Akram Boukai, University of California - Berkeley

If the entire Arabian Peninsula were a swimming pool of oil 1 meter deep, its oil supply would be exhausted in 600 years at the current rate of oil consumption.  In comparison, the world’s largest oil field, in Saudi Arabia, would be completely depleted of oil in only 2 years, if it were the world’s only source of oil.  Clearly an energy economy that depends solely on oil and coal is not sustainable in the long term especially if global warming concerns are to be believed.  Fortunately, the sun can provide all of earth’s energy needs and has a nearly inexhaustible supply of energy that will endure for over 1.5 billion years.  Thermoelectrics and photovoltaics are able to utilize the sun’s energy and do not pollute.

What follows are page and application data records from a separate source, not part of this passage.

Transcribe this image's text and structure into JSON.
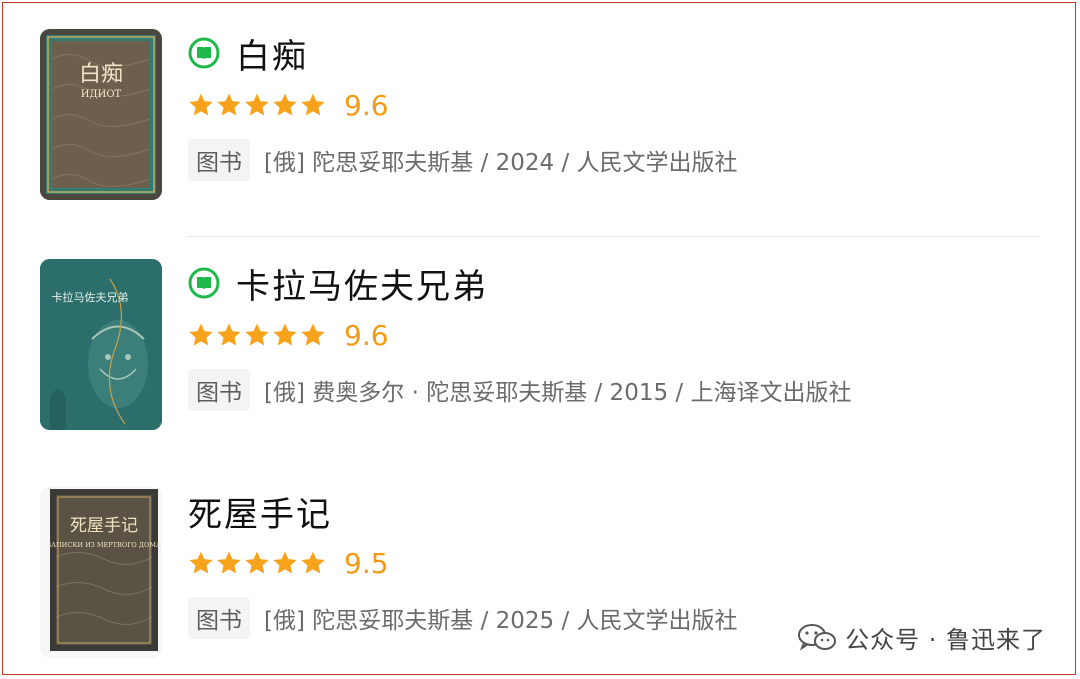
{
  "books": [
    {
      "title": "白痴",
      "rating": "9.6",
      "stars": 5,
      "tag": "图书",
      "meta": "[俄] 陀思妥耶夫斯基 / 2024 / 人民文学出版社",
      "cover_title": "白痴",
      "cover_subtitle": "ИДИОТ",
      "has_read_icon": true
    },
    {
      "title": "卡拉马佐夫兄弟",
      "rating": "9.6",
      "stars": 5,
      "tag": "图书",
      "meta": "[俄] 费奥多尔 · 陀思妥耶夫斯基 / 2015 / 上海译文出版社",
      "cover_title": "卡拉马佐夫兄弟",
      "has_read_icon": true
    },
    {
      "title": "死屋手记",
      "rating": "9.5",
      "stars": 5,
      "tag": "图书",
      "meta": "[俄] 陀思妥耶夫斯基 / 2025 / 人民文学出版社",
      "cover_title": "死屋手记",
      "cover_subtitle": "ЗАПИСКИ ИЗ МЕРТВОГО ДОМА",
      "has_read_icon": false
    }
  ],
  "watermark": {
    "text": "公众号 · 鲁迅来了",
    "icon": "wechat-icon"
  },
  "colors": {
    "star": "#f7a21b",
    "score": "#f29b13",
    "read_icon": "#1fb84b",
    "border": "#c0392b"
  }
}
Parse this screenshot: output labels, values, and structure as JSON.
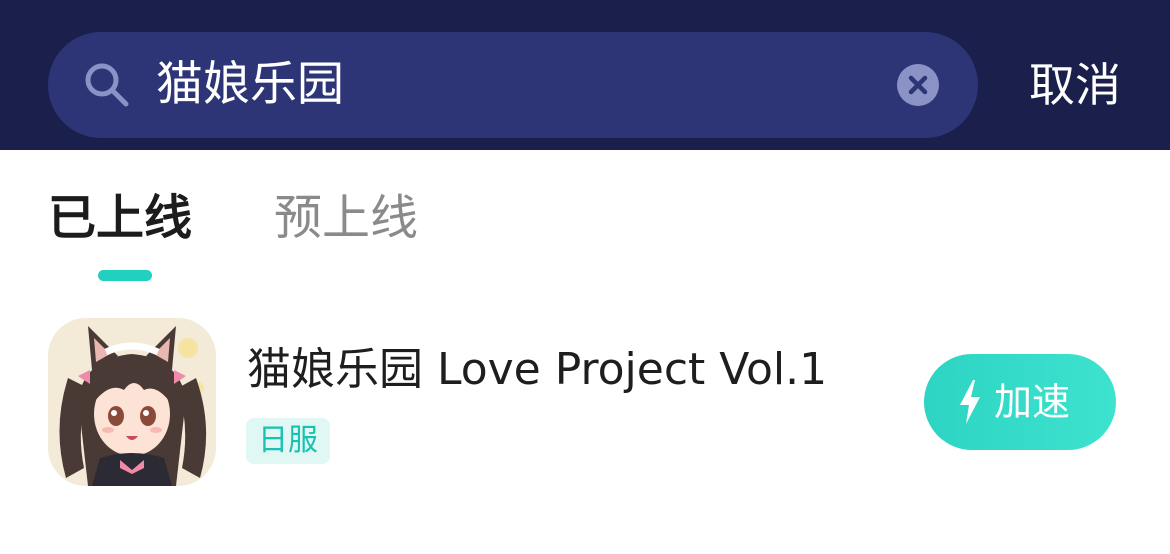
{
  "search": {
    "query": "猫娘乐园",
    "cancel_label": "取消"
  },
  "tabs": [
    {
      "label": "已上线",
      "active": true
    },
    {
      "label": "预上线",
      "active": false
    }
  ],
  "results": [
    {
      "title": "猫娘乐园 Love Project Vol.1",
      "region": "日服",
      "action_label": "加速"
    }
  ],
  "colors": {
    "topbar": "#1a1f4b",
    "searchbox": "#2d3577",
    "accent": "#21d0bf"
  },
  "icons": {
    "search": "search-icon",
    "clear": "clear-icon",
    "bolt": "bolt-icon"
  }
}
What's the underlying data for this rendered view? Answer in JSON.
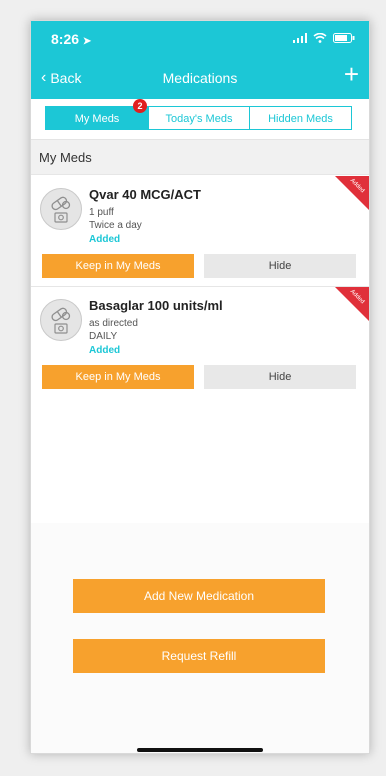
{
  "status_bar": {
    "time": "8:26"
  },
  "nav": {
    "back_label": "Back",
    "title": "Medications",
    "add_label": "+"
  },
  "tabs": [
    {
      "label": "My Meds",
      "active": true,
      "badge": "2"
    },
    {
      "label": "Today's Meds",
      "active": false
    },
    {
      "label": "Hidden Meds",
      "active": false
    }
  ],
  "section": {
    "title": "My Meds"
  },
  "meds": [
    {
      "name": "Qvar 40 MCG/ACT",
      "dose": "1 puff",
      "frequency": "Twice a day",
      "status": "Added",
      "corner_tag": "Added",
      "keep_label": "Keep in My Meds",
      "hide_label": "Hide"
    },
    {
      "name": "Basaglar 100 units/ml",
      "dose": "as directed",
      "frequency": "DAILY",
      "status": "Added",
      "corner_tag": "Added",
      "keep_label": "Keep in My Meds",
      "hide_label": "Hide"
    }
  ],
  "actions": {
    "add_new": "Add New Medication",
    "request_refill": "Request Refill"
  },
  "colors": {
    "accent": "#1cc7d6",
    "orange": "#f7a12d",
    "badge_red": "#e02020"
  }
}
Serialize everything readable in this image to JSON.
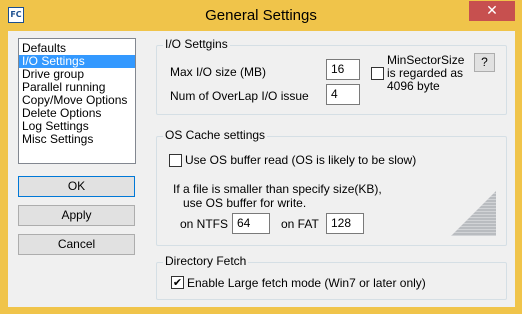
{
  "window": {
    "title": "General Settings",
    "app_icon_text": "FC",
    "close_glyph": "✕"
  },
  "sidebar": {
    "items": [
      {
        "label": "Defaults",
        "selected": false
      },
      {
        "label": "I/O Settings",
        "selected": true
      },
      {
        "label": "Drive group",
        "selected": false
      },
      {
        "label": "Parallel running",
        "selected": false
      },
      {
        "label": "Copy/Move Options",
        "selected": false
      },
      {
        "label": "Delete Options",
        "selected": false
      },
      {
        "label": "Log Settings",
        "selected": false
      },
      {
        "label": "Misc Settings",
        "selected": false
      }
    ],
    "ok_label": "OK",
    "apply_label": "Apply",
    "cancel_label": "Cancel"
  },
  "io_settings": {
    "group_label": "I/O Settgins",
    "max_io_label": "Max I/O size (MB)",
    "max_io_value": "16",
    "overlap_label": "Num of OverLap I/O issue",
    "overlap_value": "4",
    "min_sector_line1": "MinSectorSize",
    "min_sector_line2": "is regarded as",
    "min_sector_line3": "4096 byte",
    "min_sector_checked": false,
    "help_label": "?"
  },
  "os_cache": {
    "group_label": "OS Cache settings",
    "use_buffer_label": "Use OS buffer read (OS is likely to be slow)",
    "use_buffer_checked": false,
    "note_line1": "If a file is smaller than specify size(KB),",
    "note_line2": "use OS buffer for write.",
    "ntfs_label": "on NTFS",
    "ntfs_value": "64",
    "fat_label": "on FAT",
    "fat_value": "128"
  },
  "directory_fetch": {
    "group_label": "Directory Fetch",
    "large_fetch_label": "Enable Large fetch mode (Win7 or later only)",
    "large_fetch_checked": true,
    "check_glyph": "✔"
  },
  "colors": {
    "frame": "#f0c44a",
    "close": "#c7504f",
    "selection": "#3399ff"
  }
}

Thermoelectrics and photovoltaics utilize temperature differences and photons to provide a constant source of DC power respectively.  Their main drawback is their high cost and low efficiency when compared to oil and coal.  In the first part of my talk, I will discuss recent successes we made in increasing the efficiency of a silicon-based thermoelectric device.  We observed a 100-fold improvement in efficiency using silicon nanowires over bulk.  The improvements originate from phonon effects at the nanoscale.  In the second part of my talk, I will discuss our recent work on low cost photovoltaics.  I will show how improvements in the collection of photogenerated carriers will allow for efficient photovoltaics based on metallurgical-grade silicon.  These devices will have comparable efficiencies to those of high-purity silicon photovoltaics but will be cheap as sand figuratively and literally.